Frank Lloyd Wright’s Take on Small Homes
At a lecture given to Princeton students in the spring of 1930, Frank Lloyd Wright described the interior of the typical American home as being a stomach “ever hungry – for ever more objects – or plethoric for over plenty.” Not long afterwards, he began a series of experiments in small home design intended to tackle this overindulgence of the typical suburban home.
Known as Usonian houses, the designs were small, affordable, and built with materials that made sense in their environment. Beyond simple practicality, Wright also wanted to show that small spaces could be achievements in aesthetic beauty. Examples of these homes built between the 1930’s and 50’s display a startling range of efficiency-oriented features that make the most of space with innovative design – and all at a time when most architects were building as large as possible.
The best elements of Usonian architecture can be seen in the pair of houses that Wright designed at different times for Wisconsin journalist Herbert Jacobs and his family. The first of these houses was designed and built for $5,500 – a modest sum even in today’s dollars, and affordable on a journalist’s salary. The two-bedroom family house is built on an L shape, with a living area along one axis and bedrooms along the other. Where they intersect, and in close proximity to all areas of the house, is a small bathroom and an area for cooking and cleaning. In this 1,500 square feet of space is contained everything required for an ordinary sized family to live comfortably – without the space for the unnecessary accumulation of “over plenty”.
Almost immediately visitors began arriving to admire the Jacobs’ home; a testament not only to the practicality of the plan, but also to its beauty and broad appeal. The Jacobs’ claim that so many visitors arrived to view the house that when they began charging a 50-cent fee for tours, they were able to recoup the cost of the cost of their architect’s fee by the time the house was sold.
When the family relocated, they again contacted Wright to build their next house, which would prove even more ambitious in its aims. While still remaining small in scale, the second Jacobs house was also built to utilize passive solar heating via a roof that lets in sunlight during the cold winter months when the sun is low, and blocks it during hot summers. The rear of the house is burrowed into the prairie hillside; on the opposite side, south facing windows curve around a central outdoor garden that is sheltered from the strong winds that blow around the house.
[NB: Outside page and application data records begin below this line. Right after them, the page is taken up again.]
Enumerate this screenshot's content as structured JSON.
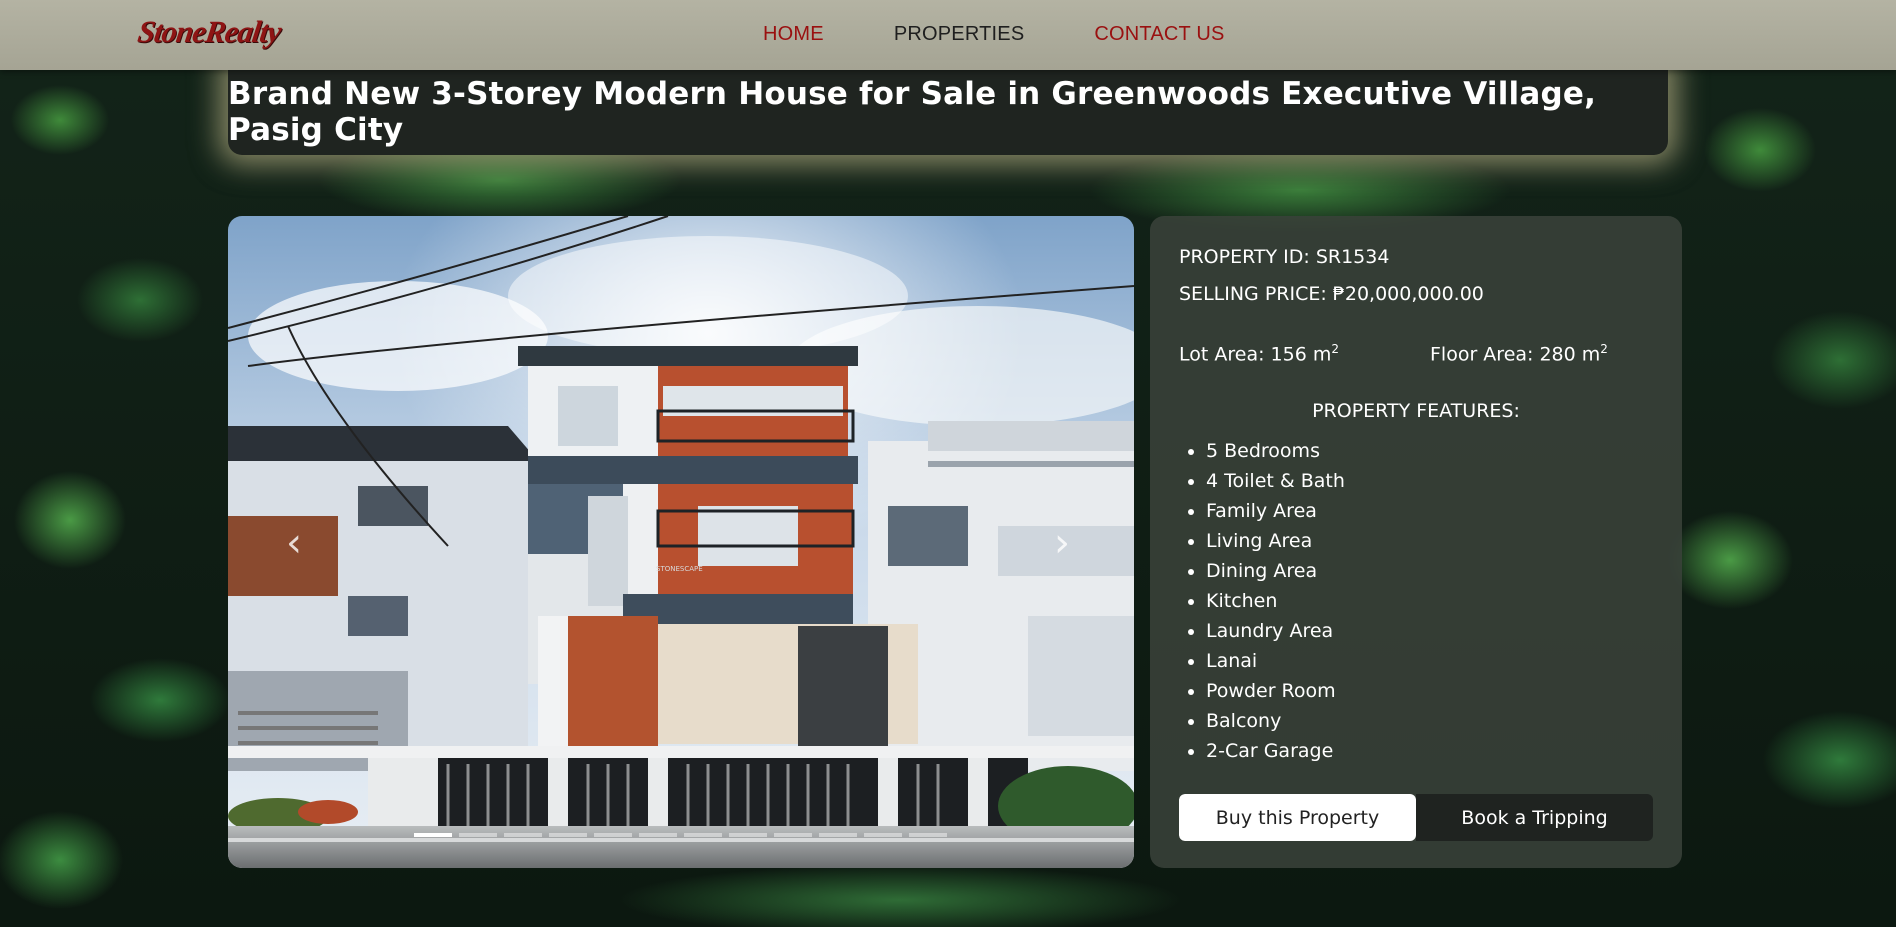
{
  "nav": {
    "logo": "StoneRealty",
    "links": [
      {
        "label": "HOME",
        "color": "#9a1010"
      },
      {
        "label": "PROPERTIES",
        "color": "#1f1f1f"
      },
      {
        "label": "CONTACT US",
        "color": "#9a1010"
      }
    ]
  },
  "listing": {
    "title": "Brand New 3-Storey Modern House for Sale in Greenwoods Executive Village, Pasig City"
  },
  "carousel": {
    "prev_icon": "chevron-left-icon",
    "next_icon": "chevron-right-icon",
    "slide_count": 12,
    "active_slide": 1,
    "watermark": "STONESCAPE"
  },
  "details": {
    "property_id": "PROPERTY ID: SR1534",
    "selling_price": "SELLING PRICE: ₱20,000,000.00",
    "lot_area_label": "Lot Area: 156 m",
    "floor_area_label": "Floor Area: 280 m",
    "area_superscript": "2",
    "features_title": "PROPERTY FEATURES:",
    "features": [
      "5 Bedrooms",
      "4 Toilet & Bath",
      "Family Area",
      "Living Area",
      "Dining Area",
      "Kitchen",
      "Laundry Area",
      "Lanai",
      "Powder Room",
      "Balcony",
      "2-Car Garage"
    ]
  },
  "actions": {
    "buy_label": "Buy this Property",
    "book_label": "Book a Tripping"
  },
  "colors": {
    "brand_red": "#8e1414",
    "panel_dark": "#1f2420",
    "glow": "#e2d6a0"
  }
}
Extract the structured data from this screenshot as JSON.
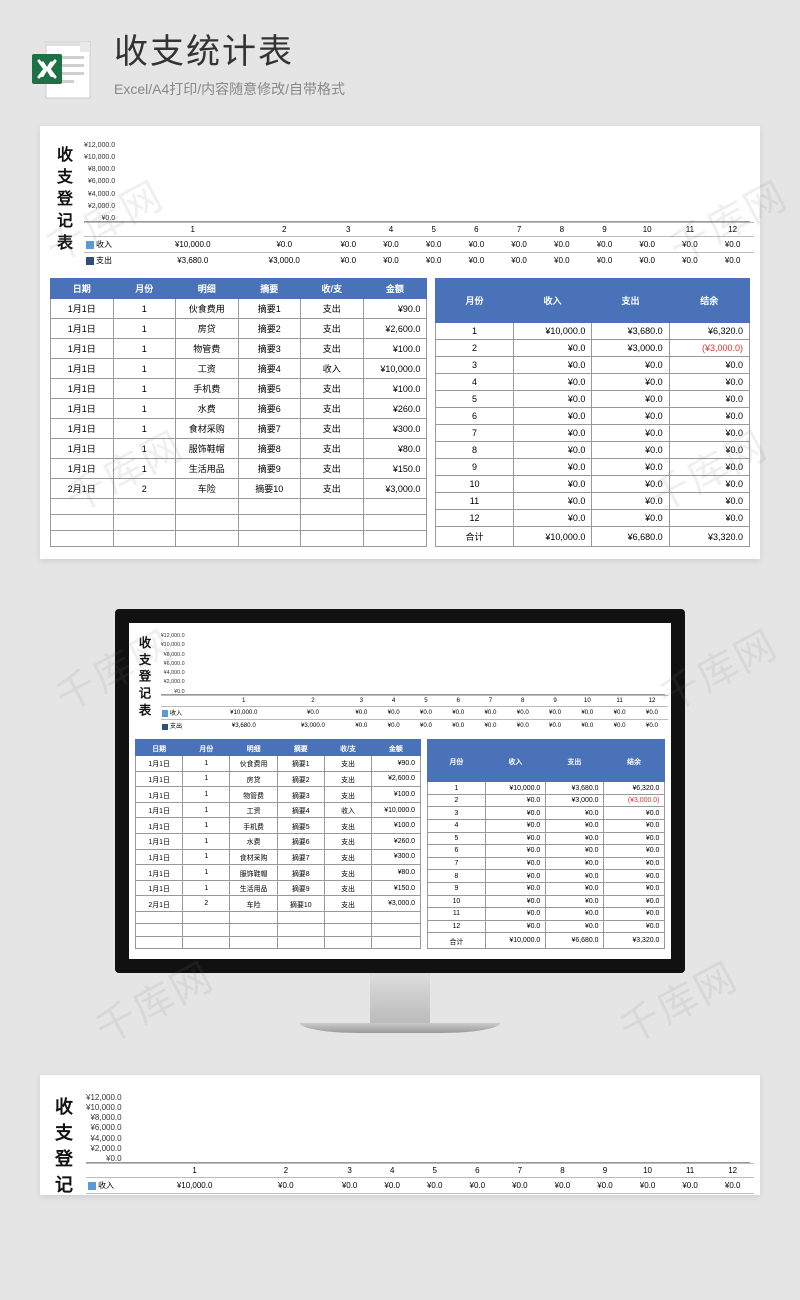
{
  "header": {
    "title": "收支统计表",
    "subtitle": "Excel/A4打印/内容随意修改/自带格式"
  },
  "sheet": {
    "vertical_title": "收支登记表",
    "vertical_title_short": "收支登记"
  },
  "watermark": "千库网",
  "legend": {
    "income": "收入",
    "expend": "支出"
  },
  "chart_data": {
    "type": "bar",
    "title": "",
    "xlabel": "",
    "ylabel": "",
    "ylim": [
      0,
      12000
    ],
    "yticks": [
      "¥0.0",
      "¥2,000.0",
      "¥4,000.0",
      "¥6,000.0",
      "¥8,000.0",
      "¥10,000.0",
      "¥12,000.0"
    ],
    "categories": [
      "1",
      "2",
      "3",
      "4",
      "5",
      "6",
      "7",
      "8",
      "9",
      "10",
      "11",
      "12"
    ],
    "series": [
      {
        "name": "收入",
        "values": [
          10000,
          0,
          0,
          0,
          0,
          0,
          0,
          0,
          0,
          0,
          0,
          0
        ],
        "display": [
          "¥10,000.0",
          "¥0.0",
          "¥0.0",
          "¥0.0",
          "¥0.0",
          "¥0.0",
          "¥0.0",
          "¥0.0",
          "¥0.0",
          "¥0.0",
          "¥0.0",
          "¥0.0"
        ]
      },
      {
        "name": "支出",
        "values": [
          3680,
          3000,
          0,
          0,
          0,
          0,
          0,
          0,
          0,
          0,
          0,
          0
        ],
        "display": [
          "¥3,680.0",
          "¥3,000.0",
          "¥0.0",
          "¥0.0",
          "¥0.0",
          "¥0.0",
          "¥0.0",
          "¥0.0",
          "¥0.0",
          "¥0.0",
          "¥0.0",
          "¥0.0"
        ]
      }
    ]
  },
  "left_table": {
    "headers": [
      "日期",
      "月份",
      "明细",
      "摘要",
      "收/支",
      "金额"
    ],
    "rows": [
      [
        "1月1日",
        "1",
        "伙食费用",
        "摘要1",
        "支出",
        "¥90.0"
      ],
      [
        "1月1日",
        "1",
        "房贷",
        "摘要2",
        "支出",
        "¥2,600.0"
      ],
      [
        "1月1日",
        "1",
        "物管费",
        "摘要3",
        "支出",
        "¥100.0"
      ],
      [
        "1月1日",
        "1",
        "工资",
        "摘要4",
        "收入",
        "¥10,000.0"
      ],
      [
        "1月1日",
        "1",
        "手机费",
        "摘要5",
        "支出",
        "¥100.0"
      ],
      [
        "1月1日",
        "1",
        "水费",
        "摘要6",
        "支出",
        "¥260.0"
      ],
      [
        "1月1日",
        "1",
        "食材采购",
        "摘要7",
        "支出",
        "¥300.0"
      ],
      [
        "1月1日",
        "1",
        "服饰鞋帽",
        "摘要8",
        "支出",
        "¥80.0"
      ],
      [
        "1月1日",
        "1",
        "生活用品",
        "摘要9",
        "支出",
        "¥150.0"
      ],
      [
        "2月1日",
        "2",
        "车险",
        "摘要10",
        "支出",
        "¥3,000.0"
      ],
      [
        "",
        "",
        "",
        "",
        "",
        ""
      ],
      [
        "",
        "",
        "",
        "",
        "",
        ""
      ],
      [
        "",
        "",
        "",
        "",
        "",
        ""
      ]
    ]
  },
  "right_table": {
    "headers": [
      "月份",
      "收入",
      "支出",
      "结余"
    ],
    "rows": [
      [
        "1",
        "¥10,000.0",
        "¥3,680.0",
        "¥6,320.0",
        false
      ],
      [
        "2",
        "¥0.0",
        "¥3,000.0",
        "(¥3,000.0)",
        true
      ],
      [
        "3",
        "¥0.0",
        "¥0.0",
        "¥0.0",
        false
      ],
      [
        "4",
        "¥0.0",
        "¥0.0",
        "¥0.0",
        false
      ],
      [
        "5",
        "¥0.0",
        "¥0.0",
        "¥0.0",
        false
      ],
      [
        "6",
        "¥0.0",
        "¥0.0",
        "¥0.0",
        false
      ],
      [
        "7",
        "¥0.0",
        "¥0.0",
        "¥0.0",
        false
      ],
      [
        "8",
        "¥0.0",
        "¥0.0",
        "¥0.0",
        false
      ],
      [
        "9",
        "¥0.0",
        "¥0.0",
        "¥0.0",
        false
      ],
      [
        "10",
        "¥0.0",
        "¥0.0",
        "¥0.0",
        false
      ],
      [
        "11",
        "¥0.0",
        "¥0.0",
        "¥0.0",
        false
      ],
      [
        "12",
        "¥0.0",
        "¥0.0",
        "¥0.0",
        false
      ],
      [
        "合计",
        "¥10,000.0",
        "¥6,680.0",
        "¥3,320.0",
        false
      ]
    ]
  }
}
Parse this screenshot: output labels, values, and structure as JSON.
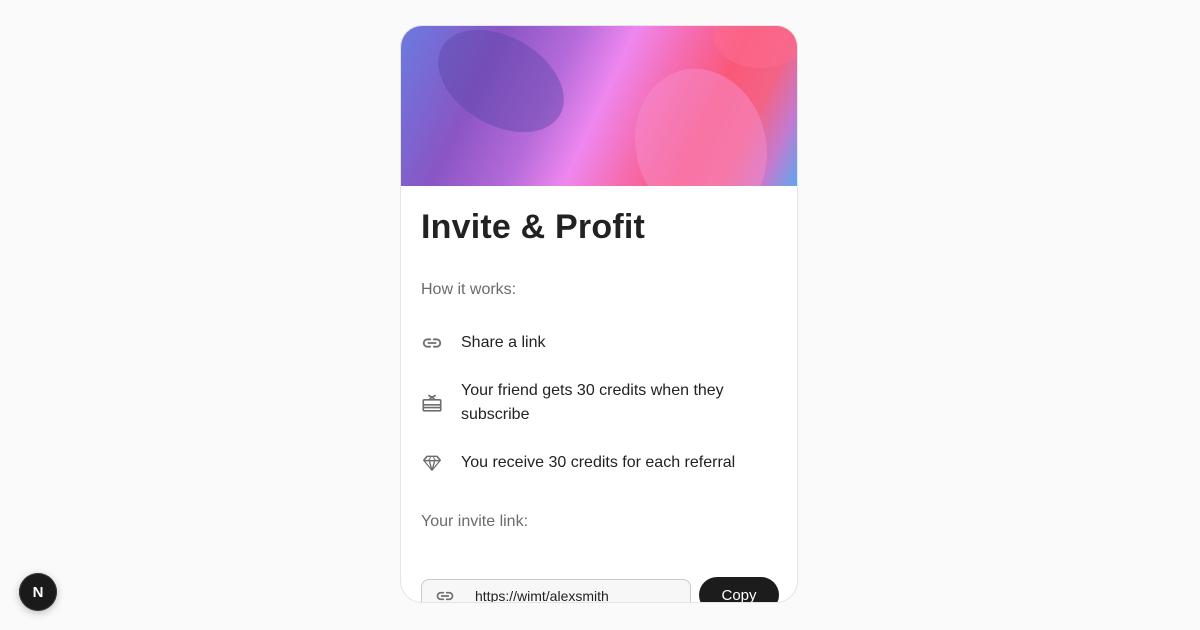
{
  "card": {
    "title": "Invite & Profit",
    "how_label": "How it works:",
    "steps": [
      {
        "icon": "link-icon",
        "text": "Share a link"
      },
      {
        "icon": "gift-icon",
        "text": "Your friend gets 30 credits when they subscribe"
      },
      {
        "icon": "diamond-icon",
        "text": "You receive 30 credits for each referral"
      }
    ],
    "invite_label": "Your invite link:",
    "invite_link": "https://wimt/alexsmith",
    "copy_label": "Copy"
  },
  "dev_badge": {
    "icon": "nextjs-logo-icon",
    "letter": "N"
  },
  "colors": {
    "button_bg": "#1c1c1c",
    "hero_gradient": [
      "#6a7be0",
      "#ee87ef",
      "#fa5878",
      "#5aaaf0"
    ]
  }
}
Perhaps what is most significant about the homes is the foresight required to create these early solutions to oversized and inefficient housing. The spaces are large enough to be quite comfortable, but not so large as to facilitate the excess consumerism of most suburban households. And by building with local materials in a way that complements rather than conquers the landscape, these Usonian homes also create a more harmonious relationship with the spaces around them. While these homes do not provide solutions to all of the problems facing modern housing, they do show how appealing and efficient living spaces can be created even within relatively modest means.
Guest contributor Brian Bruegge studies Journalism at Fordham University and has had work published for both Fordham’s paper and Bill Baker’s blog on the WNET website.